- Problem: The expected answer is the full listing, repeated exactly and free of images.

- Record extracts:

------------

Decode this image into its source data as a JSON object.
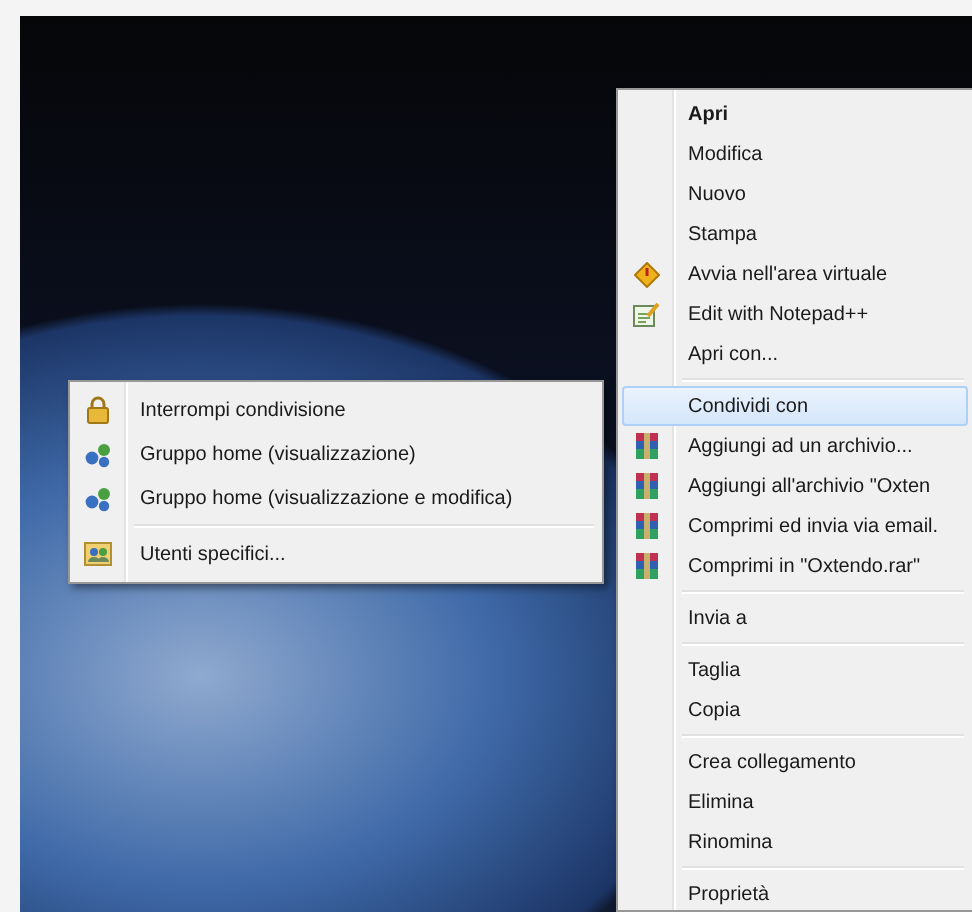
{
  "context_menu": {
    "groups": [
      [
        {
          "label": "Apri",
          "default": true,
          "kind": "plain",
          "selected": false
        },
        {
          "label": "Modifica",
          "default": false,
          "kind": "plain",
          "selected": false
        },
        {
          "label": "Nuovo",
          "default": false,
          "kind": "plain",
          "selected": false
        },
        {
          "label": "Stampa",
          "default": false,
          "kind": "plain",
          "selected": false
        },
        {
          "label": "Avvia nell'area virtuale",
          "default": false,
          "kind": "diamond",
          "selected": false
        },
        {
          "label": "Edit with Notepad++",
          "default": false,
          "kind": "notepad",
          "selected": false
        },
        {
          "label": "Apri con...",
          "default": false,
          "kind": "plain",
          "selected": false
        }
      ],
      [
        {
          "label": "Condividi con",
          "default": false,
          "kind": "plain",
          "selected": true
        },
        {
          "label": "Aggiungi ad un archivio...",
          "default": false,
          "kind": "archive",
          "selected": false
        },
        {
          "label": "Aggiungi all'archivio \"Oxten",
          "default": false,
          "kind": "archive",
          "selected": false
        },
        {
          "label": "Comprimi ed invia via email.",
          "default": false,
          "kind": "archive",
          "selected": false
        },
        {
          "label": "Comprimi in \"Oxtendo.rar\"",
          "default": false,
          "kind": "archive",
          "selected": false
        }
      ],
      [
        {
          "label": "Invia a",
          "default": false,
          "kind": "plain",
          "selected": false
        }
      ],
      [
        {
          "label": "Taglia",
          "default": false,
          "kind": "plain",
          "selected": false
        },
        {
          "label": "Copia",
          "default": false,
          "kind": "plain",
          "selected": false
        }
      ],
      [
        {
          "label": "Crea collegamento",
          "default": false,
          "kind": "plain",
          "selected": false
        },
        {
          "label": "Elimina",
          "default": false,
          "kind": "plain",
          "selected": false
        },
        {
          "label": "Rinomina",
          "default": false,
          "kind": "plain",
          "selected": false
        }
      ],
      [
        {
          "label": "Proprietà",
          "default": false,
          "kind": "plain",
          "selected": false
        }
      ]
    ]
  },
  "submenu": {
    "groups": [
      [
        {
          "label": "Interrompi condivisione",
          "kind": "lock"
        },
        {
          "label": "Gruppo home (visualizzazione)",
          "kind": "network"
        },
        {
          "label": "Gruppo home (visualizzazione e modifica)",
          "kind": "network"
        }
      ],
      [
        {
          "label": "Utenti specifici...",
          "kind": "users"
        }
      ]
    ]
  }
}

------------

- Expected answer:
Decode this image into its source data as a JSON object.
{
  "context_menu": {
    "groups": [
      [
        {
          "label": "Apri",
          "default": true,
          "kind": "plain",
          "selected": false
        },
        {
          "label": "Modifica",
          "default": false,
          "kind": "plain",
          "selected": false
        },
        {
          "label": "Nuovo",
          "default": false,
          "kind": "plain",
          "selected": false
        },
        {
          "label": "Stampa",
          "default": false,
          "kind": "plain",
          "selected": false
        },
        {
          "label": "Avvia nell'area virtuale",
          "default": false,
          "kind": "diamond",
          "selected": false
        },
        {
          "label": "Edit with Notepad++",
          "default": false,
          "kind": "notepad",
          "selected": false
        },
        {
          "label": "Apri con...",
          "default": false,
          "kind": "plain",
          "selected": false
        }
      ],
      [
        {
          "label": "Condividi con",
          "default": false,
          "kind": "plain",
          "selected": true
        },
        {
          "label": "Aggiungi ad un archivio...",
          "default": false,
          "kind": "archive",
          "selected": false
        },
        {
          "label": "Aggiungi all'archivio \"Oxten",
          "default": false,
          "kind": "archive",
          "selected": false
        },
        {
          "label": "Comprimi ed invia via email.",
          "default": false,
          "kind": "archive",
          "selected": false
        },
        {
          "label": "Comprimi in \"Oxtendo.rar\"",
          "default": false,
          "kind": "archive",
          "selected": false
        }
      ],
      [
        {
          "label": "Invia a",
          "default": false,
          "kind": "plain",
          "selected": false
        }
      ],
      [
        {
          "label": "Taglia",
          "default": false,
          "kind": "plain",
          "selected": false
        },
        {
          "label": "Copia",
          "default": false,
          "kind": "plain",
          "selected": false
        }
      ],
      [
        {
          "label": "Crea collegamento",
          "default": false,
          "kind": "plain",
          "selected": false
        },
        {
          "label": "Elimina",
          "default": false,
          "kind": "plain",
          "selected": false
        },
        {
          "label": "Rinomina",
          "default": false,
          "kind": "plain",
          "selected": false
        }
      ],
      [
        {
          "label": "Proprietà",
          "default": false,
          "kind": "plain",
          "selected": false
        }
      ]
    ]
  },
  "submenu": {
    "groups": [
      [
        {
          "label": "Interrompi condivisione",
          "kind": "lock"
        },
        {
          "label": "Gruppo home (visualizzazione)",
          "kind": "network"
        },
        {
          "label": "Gruppo home (visualizzazione e modifica)",
          "kind": "network"
        }
      ],
      [
        {
          "label": "Utenti specifici...",
          "kind": "users"
        }
      ]
    ]
  }
}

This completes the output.